> **EXERCISE**:
Print the full set of records below, character for character and picture-free.

> **DATA FOR THE TASK**:

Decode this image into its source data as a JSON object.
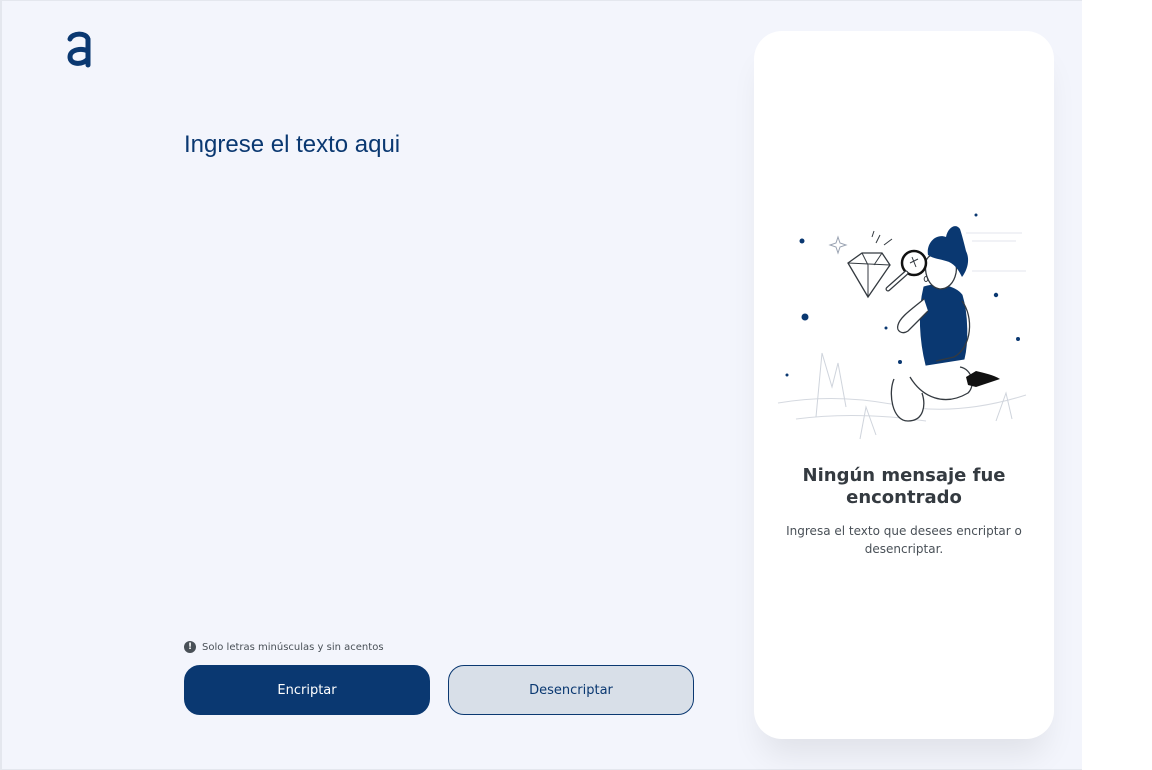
{
  "header": {
    "logo_icon": "alura-a-logo-icon"
  },
  "editor": {
    "placeholder": "Ingrese el texto aqui",
    "value": ""
  },
  "hint": {
    "icon": "exclamation-circle-icon",
    "text": "Solo letras minúsculas y sin acentos"
  },
  "actions": {
    "encrypt_label": "Encriptar",
    "decrypt_label": "Desencriptar"
  },
  "output": {
    "illustration": "person-with-magnifying-glass-illustration",
    "title": "Ningún mensaje fue encontrado",
    "description": "Ingresa el texto que desees encriptar o desencriptar."
  },
  "colors": {
    "background": "#f3f5fc",
    "primary": "#0a3871",
    "secondary_fill": "#d8dfe8",
    "card": "#ffffff",
    "title_text": "#343a40",
    "body_text": "#495057"
  }
}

> **RESULT OF THE EXERCISE**:
Decode this image into its source data as a JSON object.
{
  "header": {
    "logo_icon": "alura-a-logo-icon"
  },
  "editor": {
    "placeholder": "Ingrese el texto aqui",
    "value": ""
  },
  "hint": {
    "icon": "exclamation-circle-icon",
    "text": "Solo letras minúsculas y sin acentos"
  },
  "actions": {
    "encrypt_label": "Encriptar",
    "decrypt_label": "Desencriptar"
  },
  "output": {
    "illustration": "person-with-magnifying-glass-illustration",
    "title": "Ningún mensaje fue encontrado",
    "description": "Ingresa el texto que desees encriptar o desencriptar."
  },
  "colors": {
    "background": "#f3f5fc",
    "primary": "#0a3871",
    "secondary_fill": "#d8dfe8",
    "card": "#ffffff",
    "title_text": "#343a40",
    "body_text": "#495057"
  }
}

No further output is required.